First, the Republican mindset consists of a strong distrust in government to manage economic affairs.  This comes out indirectly in Ryan's economic plan.  Paul Ryan wants to make the income tax code less progressive, giving the top earners a significant tax cut as a result.  Consider also, that since the US has among the highest corporate tax rate in the world, Ryan's plan also wants to cut this rate with the hope of leveling the competitive field and enticing more business back to the US.  He balances these pretty substantial revenue cuts by removing many, perhaps all, of the current deductions and loopholes in the tax code.  He hand-waves on this, but to make the tax cuts revenue neutral, basically all deductions must go.  The end result is a lower, flatter tax code.

But, this does not get us to a balance budget.  To get us there, he has to do something about our spending and entitlement reform.  He protects defense and social security (in the past he was a proponent of social security privatization), but he basically cuts nearly everything else practically to zero.  He doesn't explicitly say this, but he does provide target spending as a percentage of GDP and to get to those targets, while preserving the programs he's intent on preserving, discretionary spending is cut to the bare bones.

Finally, medicaid spending, much of which goes to the elderly in the form of long-term care support, is reduced and controlled.  Rather than an open-ended federal entitlement, they turn it into a fixed block grant that is transferred to the states.  The states, then are free to meet the health care needs of the poor and the elderly in the ways that make sense to them.

This all sounds harsh, but consider the worldview.  First, it gives the states the opportunity to step up.  States can increase taxes and spending to compensate for the tax and revenue cuts at the federal level.  This moves spending from the federal to the local levels, providing the benefit of localizing problem solving.  Further, and perhaps more profoundly, reduced federal tax obligations on those with higher income, free them up to direct those funds to local charities, churches and other institutions.  Providing wage earners greater opportunity to control how these funds are used and to hold the recipients of those funds more accountable.

 Providing less federal support also, in theory and perhaps counter-intuitively, has the potential to decrease inequality.  As corporations get big and as they lose corporate welfare support, smaller businesses have better opportunities to compete, spreading the wealth as they compete and win in the marketplace.

Ultimately, conservatives have a general impulse to distrust federal politicians, who tend to insulate themselves from the larger population.  Folks in Congress rarely lose re-election as they harness powerful money to shoot down challengers.  The lose accountability and as a result use their power to benefit their friends both in business and in politics.  Ultimately, federal funds are used inefficiently and hurt our economy.

I understand the impulse and I share some of these concerns.  But I have to say, I think much of this is  libertarian fantasy in much the same way socialists in the 1920's believed they could create an egalitarian utopia through managed government initiatives.   I'm a proponent of a mixed economy.
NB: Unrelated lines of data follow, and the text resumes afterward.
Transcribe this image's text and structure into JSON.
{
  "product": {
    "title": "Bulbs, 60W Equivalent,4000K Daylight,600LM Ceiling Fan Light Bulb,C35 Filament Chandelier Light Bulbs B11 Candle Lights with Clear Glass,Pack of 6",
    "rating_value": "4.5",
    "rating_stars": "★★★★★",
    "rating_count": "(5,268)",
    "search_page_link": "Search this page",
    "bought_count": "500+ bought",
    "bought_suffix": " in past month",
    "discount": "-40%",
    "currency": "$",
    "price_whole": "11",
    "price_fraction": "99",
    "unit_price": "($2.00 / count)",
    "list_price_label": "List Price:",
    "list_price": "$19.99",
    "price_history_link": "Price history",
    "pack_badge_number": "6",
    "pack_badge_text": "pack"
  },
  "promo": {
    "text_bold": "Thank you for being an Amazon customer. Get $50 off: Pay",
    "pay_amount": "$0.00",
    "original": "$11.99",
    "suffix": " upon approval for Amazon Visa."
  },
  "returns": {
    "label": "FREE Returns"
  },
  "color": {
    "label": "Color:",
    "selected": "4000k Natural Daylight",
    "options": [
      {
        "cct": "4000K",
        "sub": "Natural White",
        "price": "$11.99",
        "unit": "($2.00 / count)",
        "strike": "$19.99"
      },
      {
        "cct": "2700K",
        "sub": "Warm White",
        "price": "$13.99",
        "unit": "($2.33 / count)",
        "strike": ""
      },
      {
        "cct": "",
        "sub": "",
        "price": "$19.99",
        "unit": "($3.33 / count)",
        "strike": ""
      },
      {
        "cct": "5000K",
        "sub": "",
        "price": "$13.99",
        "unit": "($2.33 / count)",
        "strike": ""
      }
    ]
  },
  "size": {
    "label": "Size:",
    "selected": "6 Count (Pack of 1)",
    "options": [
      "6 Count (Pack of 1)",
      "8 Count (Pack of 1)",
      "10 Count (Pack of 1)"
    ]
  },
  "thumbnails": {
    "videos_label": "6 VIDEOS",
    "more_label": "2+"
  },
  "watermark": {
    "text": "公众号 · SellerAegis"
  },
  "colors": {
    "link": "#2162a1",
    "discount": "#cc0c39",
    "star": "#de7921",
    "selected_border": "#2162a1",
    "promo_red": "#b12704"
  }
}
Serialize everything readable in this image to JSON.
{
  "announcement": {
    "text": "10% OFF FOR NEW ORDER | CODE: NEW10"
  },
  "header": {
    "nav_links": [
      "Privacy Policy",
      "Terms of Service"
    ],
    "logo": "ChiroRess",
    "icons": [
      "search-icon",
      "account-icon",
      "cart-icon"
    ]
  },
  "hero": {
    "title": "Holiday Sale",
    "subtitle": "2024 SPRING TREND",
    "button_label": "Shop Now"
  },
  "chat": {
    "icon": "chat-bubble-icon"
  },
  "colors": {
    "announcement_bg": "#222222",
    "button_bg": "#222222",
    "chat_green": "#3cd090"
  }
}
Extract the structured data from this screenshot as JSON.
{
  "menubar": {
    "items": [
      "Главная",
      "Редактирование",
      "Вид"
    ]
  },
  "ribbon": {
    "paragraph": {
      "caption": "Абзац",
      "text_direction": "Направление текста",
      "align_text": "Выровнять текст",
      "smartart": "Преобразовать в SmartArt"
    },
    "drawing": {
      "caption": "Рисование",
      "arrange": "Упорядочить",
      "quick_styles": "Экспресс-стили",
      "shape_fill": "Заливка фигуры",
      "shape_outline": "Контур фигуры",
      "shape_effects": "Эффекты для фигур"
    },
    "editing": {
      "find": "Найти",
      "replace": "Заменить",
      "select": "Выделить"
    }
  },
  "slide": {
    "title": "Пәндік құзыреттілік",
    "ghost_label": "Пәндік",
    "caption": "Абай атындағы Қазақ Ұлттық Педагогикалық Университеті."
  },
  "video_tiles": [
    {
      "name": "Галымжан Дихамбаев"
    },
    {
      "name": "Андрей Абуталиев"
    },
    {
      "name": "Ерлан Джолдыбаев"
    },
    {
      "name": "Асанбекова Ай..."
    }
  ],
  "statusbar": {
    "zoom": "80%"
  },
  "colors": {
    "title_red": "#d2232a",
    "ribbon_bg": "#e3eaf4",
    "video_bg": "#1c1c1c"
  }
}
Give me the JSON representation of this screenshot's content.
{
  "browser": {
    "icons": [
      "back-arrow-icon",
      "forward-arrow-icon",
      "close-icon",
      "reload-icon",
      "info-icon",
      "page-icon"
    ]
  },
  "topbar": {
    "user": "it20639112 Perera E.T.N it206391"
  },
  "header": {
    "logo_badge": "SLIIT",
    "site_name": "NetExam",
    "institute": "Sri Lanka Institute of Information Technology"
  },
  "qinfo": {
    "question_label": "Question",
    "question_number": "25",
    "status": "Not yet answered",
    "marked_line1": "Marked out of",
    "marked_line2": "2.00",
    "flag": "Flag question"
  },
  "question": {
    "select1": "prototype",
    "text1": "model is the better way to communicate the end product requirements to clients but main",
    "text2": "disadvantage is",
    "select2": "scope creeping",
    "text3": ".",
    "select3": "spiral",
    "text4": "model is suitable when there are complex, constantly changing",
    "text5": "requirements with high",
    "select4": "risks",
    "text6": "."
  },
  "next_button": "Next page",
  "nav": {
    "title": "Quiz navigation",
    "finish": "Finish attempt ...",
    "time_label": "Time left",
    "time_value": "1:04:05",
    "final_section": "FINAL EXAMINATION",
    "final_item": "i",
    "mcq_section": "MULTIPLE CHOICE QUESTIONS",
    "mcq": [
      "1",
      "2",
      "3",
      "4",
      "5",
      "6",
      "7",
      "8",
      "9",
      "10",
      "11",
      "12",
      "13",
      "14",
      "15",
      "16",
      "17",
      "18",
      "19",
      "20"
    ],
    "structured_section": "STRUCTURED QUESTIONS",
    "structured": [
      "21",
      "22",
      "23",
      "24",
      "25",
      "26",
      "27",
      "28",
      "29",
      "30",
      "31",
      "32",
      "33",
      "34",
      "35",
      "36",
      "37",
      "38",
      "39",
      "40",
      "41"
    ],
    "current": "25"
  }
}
A free market, balanced by a social safety net. Federal, state and local levels of government have important roles to play, but this is a subject for another post.